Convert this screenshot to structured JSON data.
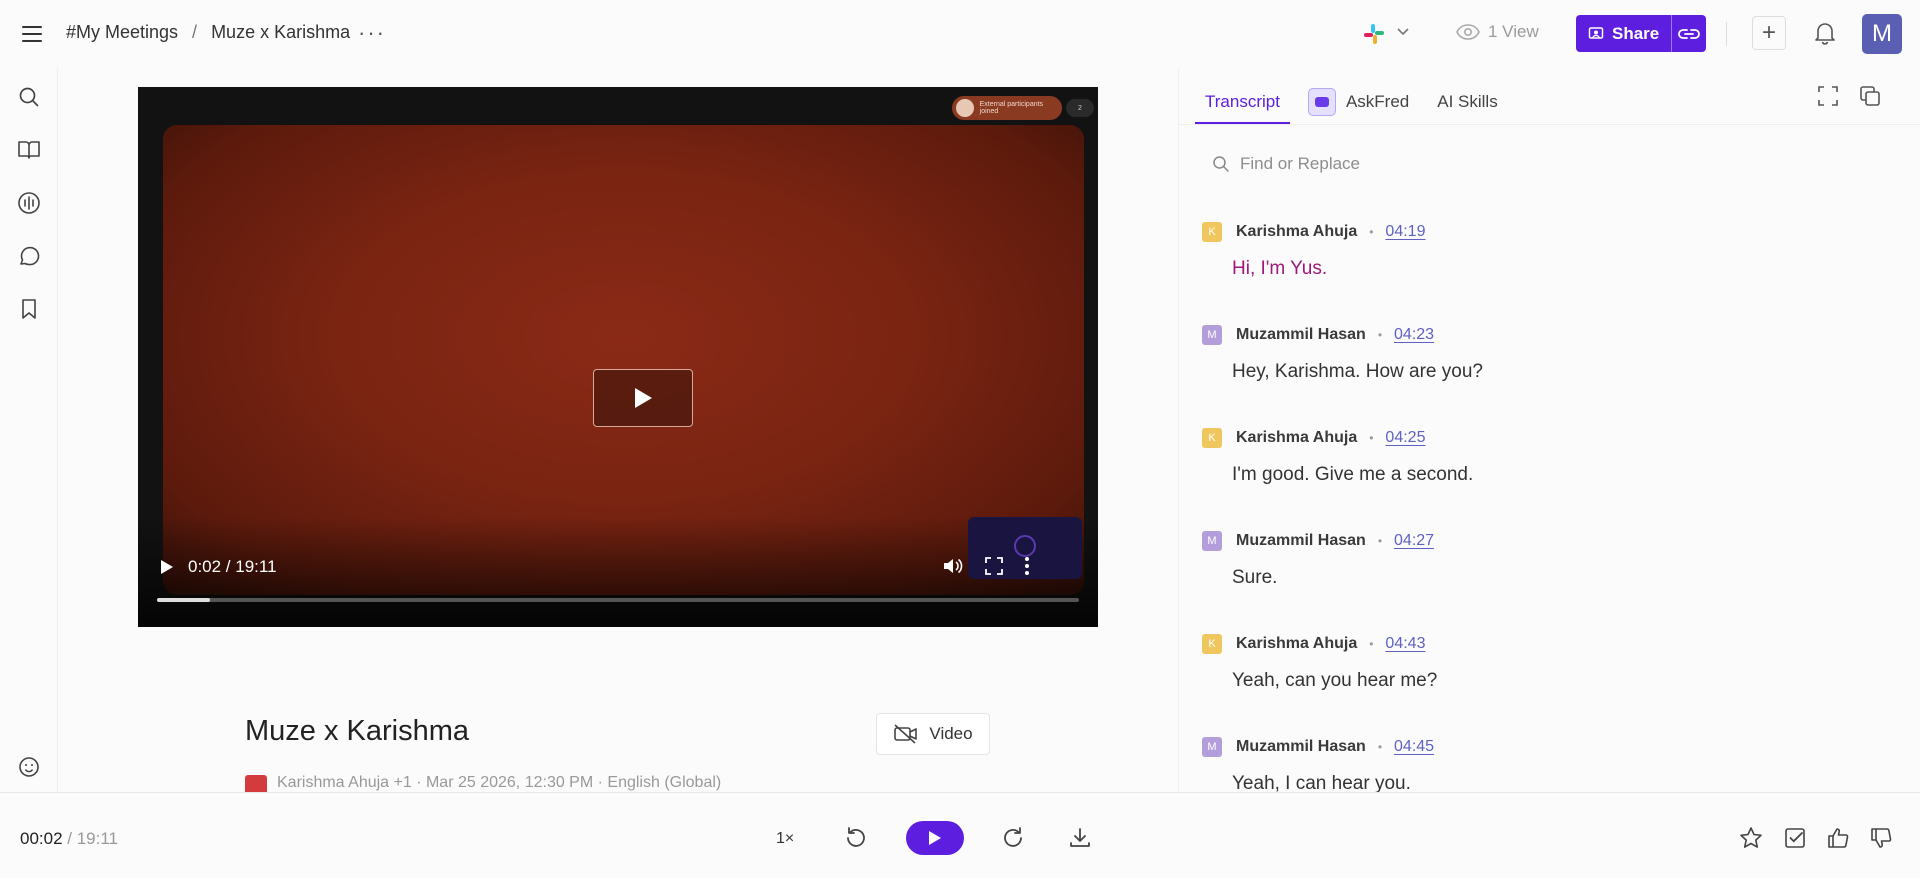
{
  "header": {
    "breadcrumb_root": "#My Meetings",
    "breadcrumb_sep": "/",
    "breadcrumb_current": "Muze x Karishma",
    "more_label": "···",
    "views_label": "1 View",
    "share_label": "Share",
    "avatar_initial": "M",
    "plus_label": "+"
  },
  "video": {
    "time_display": "0:02 / 19:11",
    "progress_fraction": 0.057,
    "badge_text": "External participants joined",
    "badge_count": "2"
  },
  "meeting": {
    "title": "Muze x Karishma",
    "video_button_label": "Video",
    "meta_text": "Karishma Ahuja  +1 · Mar 25 2026, 12:30 PM · English (Global)"
  },
  "panel": {
    "tabs": [
      {
        "label": "Transcript"
      },
      {
        "label": "AskFred"
      },
      {
        "label": "AI Skills"
      }
    ],
    "search_placeholder": "Find or Replace"
  },
  "transcript": [
    {
      "initial": "K",
      "speaker": "Karishma Ahuja",
      "time": "04:19",
      "text": "Hi, I'm Yus.",
      "color": "#f0c75e"
    },
    {
      "initial": "M",
      "speaker": "Muzammil Hasan",
      "time": "04:23",
      "text": "Hey, Karishma. How are you?",
      "color": "#b39ddb"
    },
    {
      "initial": "K",
      "speaker": "Karishma Ahuja",
      "time": "04:25",
      "text": "I'm good. Give me a second.",
      "color": "#f0c75e"
    },
    {
      "initial": "M",
      "speaker": "Muzammil Hasan",
      "time": "04:27",
      "text": "Sure.",
      "color": "#b39ddb"
    },
    {
      "initial": "K",
      "speaker": "Karishma Ahuja",
      "time": "04:43",
      "text": "Yeah, can you hear me?",
      "color": "#f0c75e"
    },
    {
      "initial": "M",
      "speaker": "Muzammil Hasan",
      "time": "04:45",
      "text": "Yeah, I can hear you.",
      "color": "#b39ddb"
    }
  ],
  "player": {
    "current": "00:02",
    "duration": " / 19:11",
    "speed": "1×"
  },
  "colors": {
    "accent": "#5d1ee0",
    "highlight_text": "#a0187a",
    "timestamp": "#5f61c2"
  }
}
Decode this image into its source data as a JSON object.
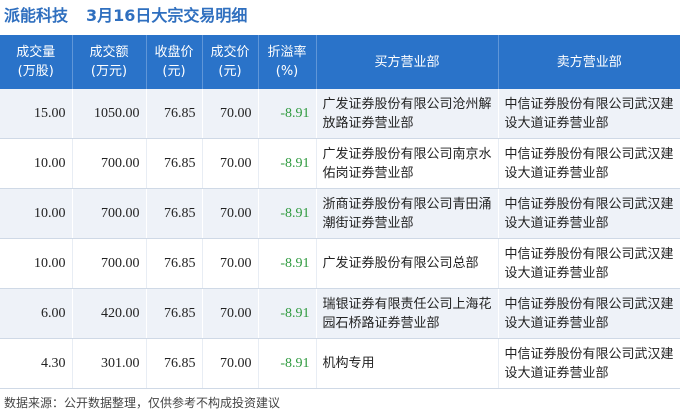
{
  "header": {
    "stock_name": "派能科技",
    "subtitle": "3月16日大宗交易明细"
  },
  "columns": [
    {
      "line1": "成交量",
      "line2": "(万股)"
    },
    {
      "line1": "成交额",
      "line2": "(万元)"
    },
    {
      "line1": "收盘价",
      "line2": "(元)"
    },
    {
      "line1": "成交价",
      "line2": "(元)"
    },
    {
      "line1": "折溢率",
      "line2": "(%)"
    },
    {
      "line1": "买方营业部",
      "line2": ""
    },
    {
      "line1": "卖方营业部",
      "line2": ""
    }
  ],
  "rows": [
    {
      "volume": "15.00",
      "amount": "1050.00",
      "close": "76.85",
      "price": "70.00",
      "premium": "-8.91",
      "buyer": "广发证券股份有限公司沧州解放路证券营业部",
      "seller": "中信证券股份有限公司武汉建设大道证券营业部"
    },
    {
      "volume": "10.00",
      "amount": "700.00",
      "close": "76.85",
      "price": "70.00",
      "premium": "-8.91",
      "buyer": "广发证券股份有限公司南京水佑岗证券营业部",
      "seller": "中信证券股份有限公司武汉建设大道证券营业部"
    },
    {
      "volume": "10.00",
      "amount": "700.00",
      "close": "76.85",
      "price": "70.00",
      "premium": "-8.91",
      "buyer": "浙商证券股份有限公司青田涌潮街证券营业部",
      "seller": "中信证券股份有限公司武汉建设大道证券营业部"
    },
    {
      "volume": "10.00",
      "amount": "700.00",
      "close": "76.85",
      "price": "70.00",
      "premium": "-8.91",
      "buyer": "广发证券股份有限公司总部",
      "seller": "中信证券股份有限公司武汉建设大道证券营业部"
    },
    {
      "volume": "6.00",
      "amount": "420.00",
      "close": "76.85",
      "price": "70.00",
      "premium": "-8.91",
      "buyer": "瑞银证券有限责任公司上海花园石桥路证券营业部",
      "seller": "中信证券股份有限公司武汉建设大道证券营业部"
    },
    {
      "volume": "4.30",
      "amount": "301.00",
      "close": "76.85",
      "price": "70.00",
      "premium": "-8.91",
      "buyer": "机构专用",
      "seller": "中信证券股份有限公司武汉建设大道证券营业部"
    }
  ],
  "footer": {
    "text": "数据来源：公开数据整理，仅供参考不构成投资建议"
  },
  "colors": {
    "title": "#2f6fbf",
    "header_bg": "#2a73c9",
    "premium": "#2e9a3e",
    "row_alt": "#eef2f8"
  }
}
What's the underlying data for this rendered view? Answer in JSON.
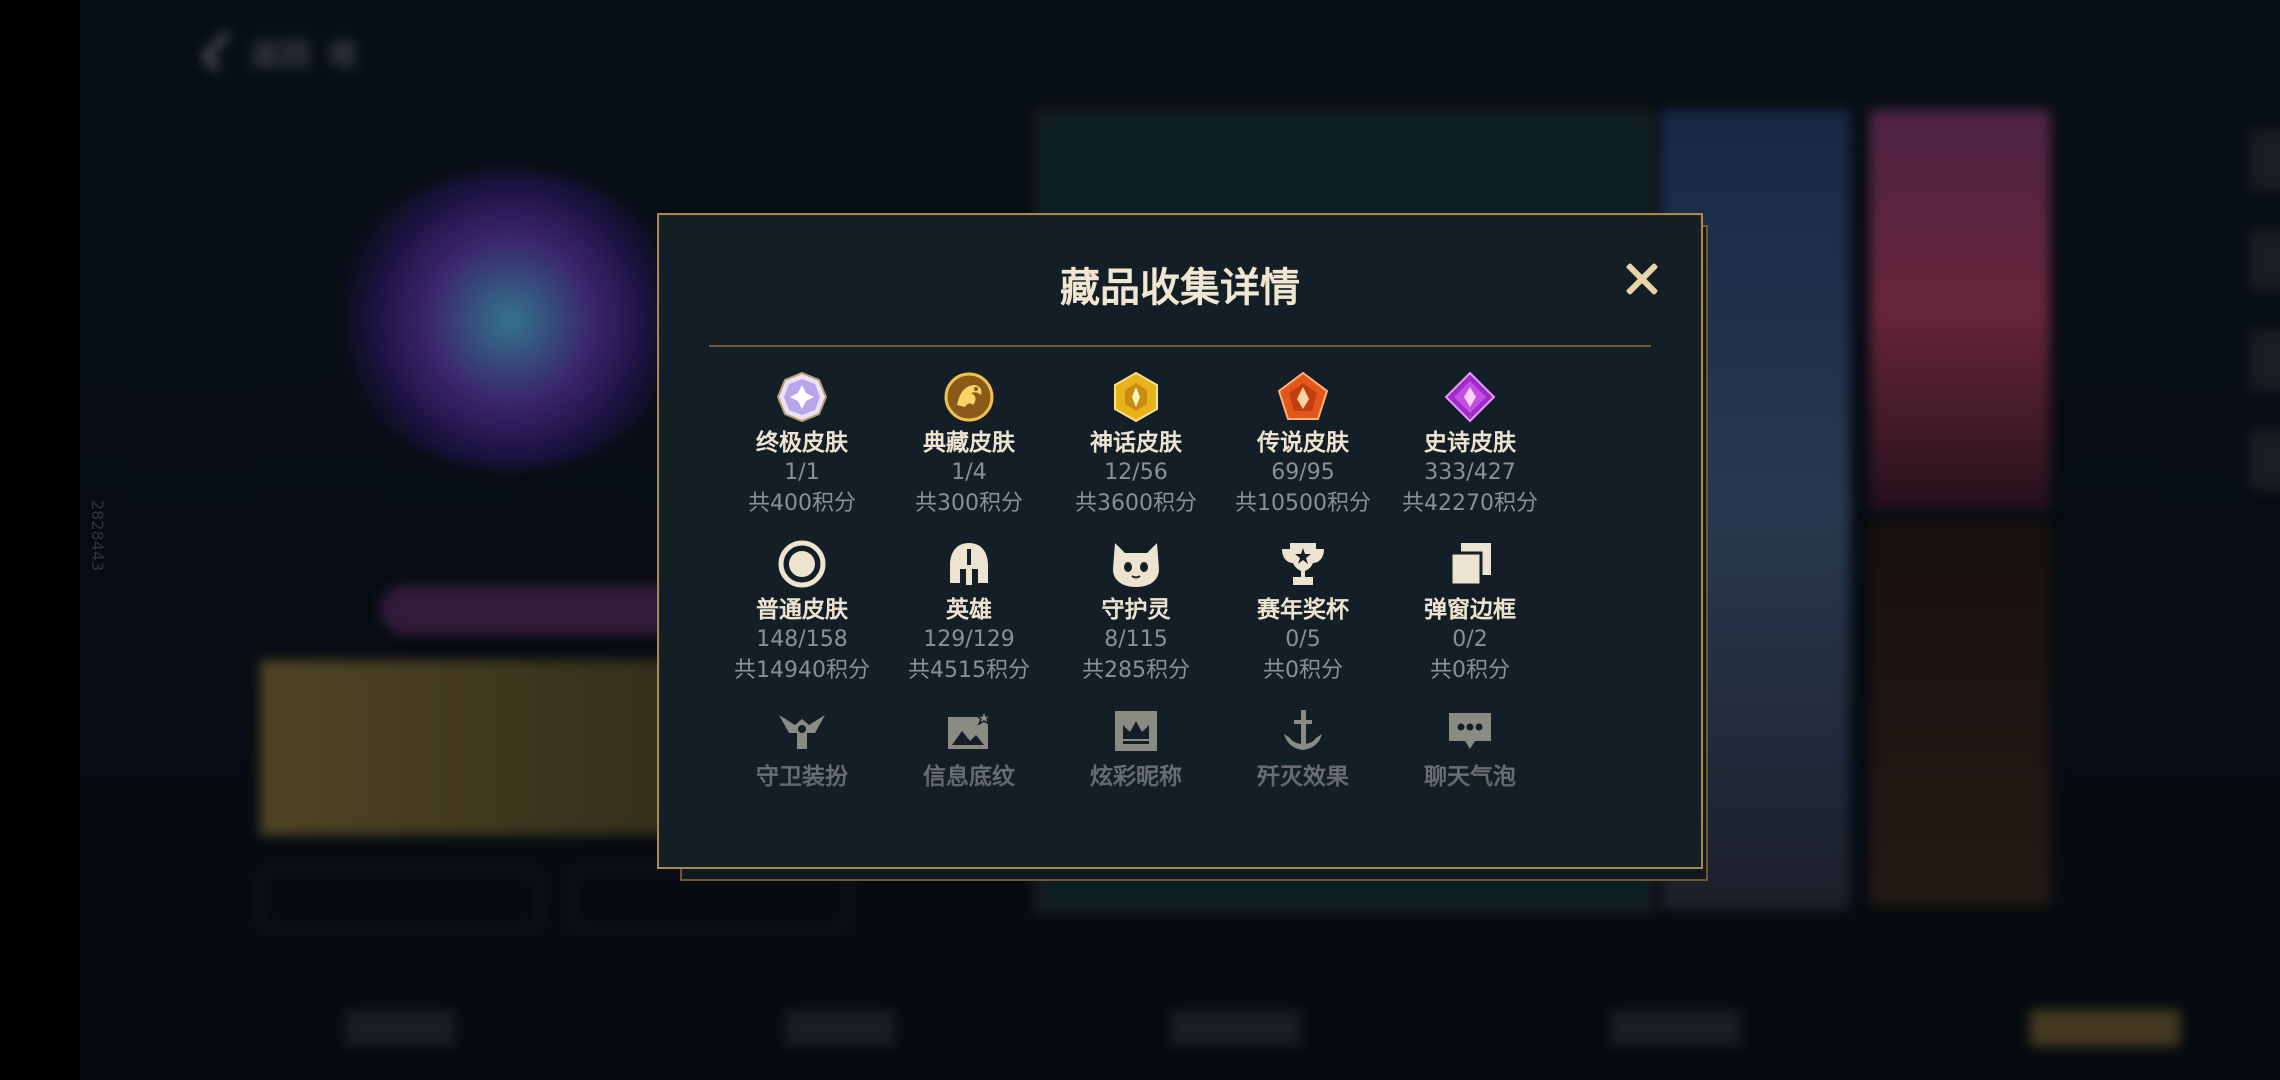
{
  "header": {
    "back_label": "返回",
    "tab_label": "收"
  },
  "side_id": "2828443",
  "modal": {
    "title": "藏品收集详情",
    "items": [
      {
        "name": "终极皮肤",
        "count": "1/1",
        "points": "共400积分",
        "icon": "ultimate-skin-gem-icon"
      },
      {
        "name": "典藏皮肤",
        "count": "1/4",
        "points": "共300积分",
        "icon": "prestige-dragon-icon"
      },
      {
        "name": "神话皮肤",
        "count": "12/56",
        "points": "共3600积分",
        "icon": "mythic-gem-icon"
      },
      {
        "name": "传说皮肤",
        "count": "69/95",
        "points": "共10500积分",
        "icon": "legendary-gem-icon"
      },
      {
        "name": "史诗皮肤",
        "count": "333/427",
        "points": "共42270积分",
        "icon": "epic-gem-icon"
      },
      {
        "name": "普通皮肤",
        "count": "148/158",
        "points": "共14940积分",
        "icon": "standard-skin-ring-icon"
      },
      {
        "name": "英雄",
        "count": "129/129",
        "points": "共4515积分",
        "icon": "champion-helmet-icon"
      },
      {
        "name": "守护灵",
        "count": "8/115",
        "points": "共285积分",
        "icon": "companion-creature-icon"
      },
      {
        "name": "赛年奖杯",
        "count": "0/5",
        "points": "共0积分",
        "icon": "trophy-icon"
      },
      {
        "name": "弹窗边框",
        "count": "0/2",
        "points": "共0积分",
        "icon": "frame-cards-icon"
      },
      {
        "name": "守卫装扮",
        "icon": "ward-skin-icon"
      },
      {
        "name": "信息底纹",
        "icon": "banner-image-icon"
      },
      {
        "name": "炫彩昵称",
        "icon": "crown-badge-icon"
      },
      {
        "name": "歼灭效果",
        "icon": "anchor-sword-icon"
      },
      {
        "name": "聊天气泡",
        "icon": "chat-bubble-icon"
      }
    ]
  },
  "colors": {
    "modal_bg": "#141e26",
    "gold_border": "#a48a4f",
    "title_text": "#f0e6d2",
    "muted_text": "#8b9097"
  }
}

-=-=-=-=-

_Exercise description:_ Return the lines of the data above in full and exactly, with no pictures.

_Problem solution:_
Convert this screenshot to structured JSON data.
{
  "header": {
    "breadcrumb_root": "#My Meetings",
    "breadcrumb_sep": "/",
    "breadcrumb_current": "Muze x Karishma",
    "more_label": "···",
    "views_label": "1 View",
    "share_label": "Share",
    "avatar_initial": "M",
    "plus_label": "+"
  },
  "video": {
    "time_display": "0:02 / 19:11",
    "progress_fraction": 0.057,
    "badge_text": "External participants joined",
    "badge_count": "2"
  },
  "meeting": {
    "title": "Muze x Karishma",
    "video_button_label": "Video",
    "meta_text": "Karishma Ahuja  +1 · Mar 25 2026, 12:30 PM · English (Global)"
  },
  "panel": {
    "tabs": [
      {
        "label": "Transcript"
      },
      {
        "label": "AskFred"
      },
      {
        "label": "AI Skills"
      }
    ],
    "search_placeholder": "Find or Replace"
  },
  "transcript": [
    {
      "initial": "K",
      "speaker": "Karishma Ahuja",
      "time": "04:19",
      "text": "Hi, I'm Yus.",
      "color": "#f0c75e"
    },
    {
      "initial": "M",
      "speaker": "Muzammil Hasan",
      "time": "04:23",
      "text": "Hey, Karishma. How are you?",
      "color": "#b39ddb"
    },
    {
      "initial": "K",
      "speaker": "Karishma Ahuja",
      "time": "04:25",
      "text": "I'm good. Give me a second.",
      "color": "#f0c75e"
    },
    {
      "initial": "M",
      "speaker": "Muzammil Hasan",
      "time": "04:27",
      "text": "Sure.",
      "color": "#b39ddb"
    },
    {
      "initial": "K",
      "speaker": "Karishma Ahuja",
      "time": "04:43",
      "text": "Yeah, can you hear me?",
      "color": "#f0c75e"
    },
    {
      "initial": "M",
      "speaker": "Muzammil Hasan",
      "time": "04:45",
      "text": "Yeah, I can hear you.",
      "color": "#b39ddb"
    }
  ],
  "player": {
    "current": "00:02",
    "duration": " / 19:11",
    "speed": "1×"
  },
  "colors": {
    "accent": "#5d1ee0",
    "highlight_text": "#a0187a",
    "timestamp": "#5f61c2"
  }
}
Decode this image into its source data as a JSON object.
{
  "header": {
    "stock_name": "派能科技",
    "subtitle": "3月16日大宗交易明细"
  },
  "columns": [
    {
      "line1": "成交量",
      "line2": "(万股)"
    },
    {
      "line1": "成交额",
      "line2": "(万元)"
    },
    {
      "line1": "收盘价",
      "line2": "(元)"
    },
    {
      "line1": "成交价",
      "line2": "(元)"
    },
    {
      "line1": "折溢率",
      "line2": "(%)"
    },
    {
      "line1": "买方营业部",
      "line2": ""
    },
    {
      "line1": "卖方营业部",
      "line2": ""
    }
  ],
  "rows": [
    {
      "volume": "15.00",
      "amount": "1050.00",
      "close": "76.85",
      "price": "70.00",
      "premium": "-8.91",
      "buyer": "广发证券股份有限公司沧州解放路证券营业部",
      "seller": "中信证券股份有限公司武汉建设大道证券营业部"
    },
    {
      "volume": "10.00",
      "amount": "700.00",
      "close": "76.85",
      "price": "70.00",
      "premium": "-8.91",
      "buyer": "广发证券股份有限公司南京水佑岗证券营业部",
      "seller": "中信证券股份有限公司武汉建设大道证券营业部"
    },
    {
      "volume": "10.00",
      "amount": "700.00",
      "close": "76.85",
      "price": "70.00",
      "premium": "-8.91",
      "buyer": "浙商证券股份有限公司青田涌潮街证券营业部",
      "seller": "中信证券股份有限公司武汉建设大道证券营业部"
    },
    {
      "volume": "10.00",
      "amount": "700.00",
      "close": "76.85",
      "price": "70.00",
      "premium": "-8.91",
      "buyer": "广发证券股份有限公司总部",
      "seller": "中信证券股份有限公司武汉建设大道证券营业部"
    },
    {
      "volume": "6.00",
      "amount": "420.00",
      "close": "76.85",
      "price": "70.00",
      "premium": "-8.91",
      "buyer": "瑞银证券有限责任公司上海花园石桥路证券营业部",
      "seller": "中信证券股份有限公司武汉建设大道证券营业部"
    },
    {
      "volume": "4.30",
      "amount": "301.00",
      "close": "76.85",
      "price": "70.00",
      "premium": "-8.91",
      "buyer": "机构专用",
      "seller": "中信证券股份有限公司武汉建设大道证券营业部"
    }
  ],
  "footer": {
    "text": "数据来源：公开数据整理，仅供参考不构成投资建议"
  },
  "colors": {
    "title": "#2f6fbf",
    "header_bg": "#2a73c9",
    "premium": "#2e9a3e",
    "row_alt": "#eef2f8"
  }
}
What's the underlying data for this rendered view? Answer in JSON.
{
  "header": {
    "back_label": "返回",
    "tab_label": "收"
  },
  "side_id": "2828443",
  "modal": {
    "title": "藏品收集详情",
    "items": [
      {
        "name": "终极皮肤",
        "count": "1/1",
        "points": "共400积分",
        "icon": "ultimate-skin-gem-icon"
      },
      {
        "name": "典藏皮肤",
        "count": "1/4",
        "points": "共300积分",
        "icon": "prestige-dragon-icon"
      },
      {
        "name": "神话皮肤",
        "count": "12/56",
        "points": "共3600积分",
        "icon": "mythic-gem-icon"
      },
      {
        "name": "传说皮肤",
        "count": "69/95",
        "points": "共10500积分",
        "icon": "legendary-gem-icon"
      },
      {
        "name": "史诗皮肤",
        "count": "333/427",
        "points": "共42270积分",
        "icon": "epic-gem-icon"
      },
      {
        "name": "普通皮肤",
        "count": "148/158",
        "points": "共14940积分",
        "icon": "standard-skin-ring-icon"
      },
      {
        "name": "英雄",
        "count": "129/129",
        "points": "共4515积分",
        "icon": "champion-helmet-icon"
      },
      {
        "name": "守护灵",
        "count": "8/115",
        "points": "共285积分",
        "icon": "companion-creature-icon"
      },
      {
        "name": "赛年奖杯",
        "count": "0/5",
        "points": "共0积分",
        "icon": "trophy-icon"
      },
      {
        "name": "弹窗边框",
        "count": "0/2",
        "points": "共0积分",
        "icon": "frame-cards-icon"
      },
      {
        "name": "守卫装扮",
        "icon": "ward-skin-icon"
      },
      {
        "name": "信息底纹",
        "icon": "banner-image-icon"
      },
      {
        "name": "炫彩昵称",
        "icon": "crown-badge-icon"
      },
      {
        "name": "歼灭效果",
        "icon": "anchor-sword-icon"
      },
      {
        "name": "聊天气泡",
        "icon": "chat-bubble-icon"
      }
    ]
  },
  "colors": {
    "modal_bg": "#141e26",
    "gold_border": "#a48a4f",
    "title_text": "#f0e6d2",
    "muted_text": "#8b9097"
  }
}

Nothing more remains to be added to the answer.